Because some people have both a finite Bacon and a finite Erdős number because of acting and publications, there are a rare few who have a finite Erdős–Bacon number, which is defined as the sum of a person’s independent Erdős and Bacon numbers. The Bacon number used here is often the broader form counting onscreen filmmaking collaborations rather than only actors in starring roles.
Natalie Portman has a Erdős-Bacon number of six, second-lowest among professional actors, as does Danica McKellar. The actor with the lowest number is apparently Albert M. Chan, who appeared with Bacon in Patriots Day. His number is four. Colin Firth’s number is seven. Coming from the other direction, Carl Sagan’s number was four. Stephen Hawking’s is seven.
The lowest number that anyone is known to have is three, held by mathematicians Daniel Kleitman and Buce Reznick. Daniel Kleitman, for example, was a math advisor for Good Will Hunting (which is two steps from Kevin Bacon via Minnie Driver’s appearance in Sleepers) and appeared in the film as an extra.
Elon Musk, who is neither a scientist nor an actor, has an Erdős–Bacon number of 6. In 2010 Musk had a cameo in the film Iron Man 2. Since actor Mickey Rourke played a role in both Iron Man 2 and in Diner where Kevin Bacon aso played a role, Musk has a Bacon number of 2. In 2021 Musk coauthored a peer-reviewed scientific paper on COVID-19 together with Pardis Sabeti, among others. Since Sabeti has an Erdős number of 3, Musk has an Erdős number of 4 (same as me) and consequently an Erdős–Bacon number of 6.
I don’t have a Bacon number, and the only way I could get one is if my friend James, a professional documentary producer, could be persuaded to put me in one of his documentaries. He has a Bacon number of 3, and he just needs to offer me a part in his next film.
Legendary heavy metal band Black Sabbath is famous for having more members (35 touring and session players) than albums (19). So of course there is a Black Sabbath number for people who have connected with Black Sabbath through musical performances.
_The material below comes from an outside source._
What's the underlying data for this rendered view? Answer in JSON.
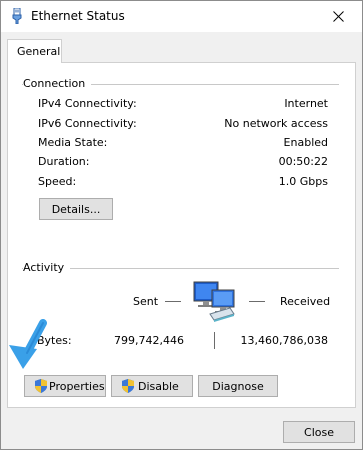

To have an Erdos-Bacon-Sabbath number, you must have: co-written a scientific paper with someone who eventually connects to Erdos; appeared in a film with someone who eventually connects to Kevin Bacon; and performed musically with someone who eventually connects to Black Sabbath. A perfect EBS number would be three. No-one has that number. The lowest known number is 8, held by Stephen Hawking, futurist Ray Kurzweil; and neuroscientist Daniel Levitin.
Natalie Portman (actress) and Brian May ( of Queen fame) both have EBS numbers of eleven. Lower EBS numbers have been claimed for both (solid 10 for Portman and 8 for Brian May, the latter through a dubious Erdos connection).
Handshake separation from Adolf Hitler
And one I won’t be adding to my CV is my 2 degrees of (handshake) separation from Adolf Hitler. Back in 2003 when I was visiting Germany, I met and shook hands with an elderly woman who had shaken hands with Hitler when she was young.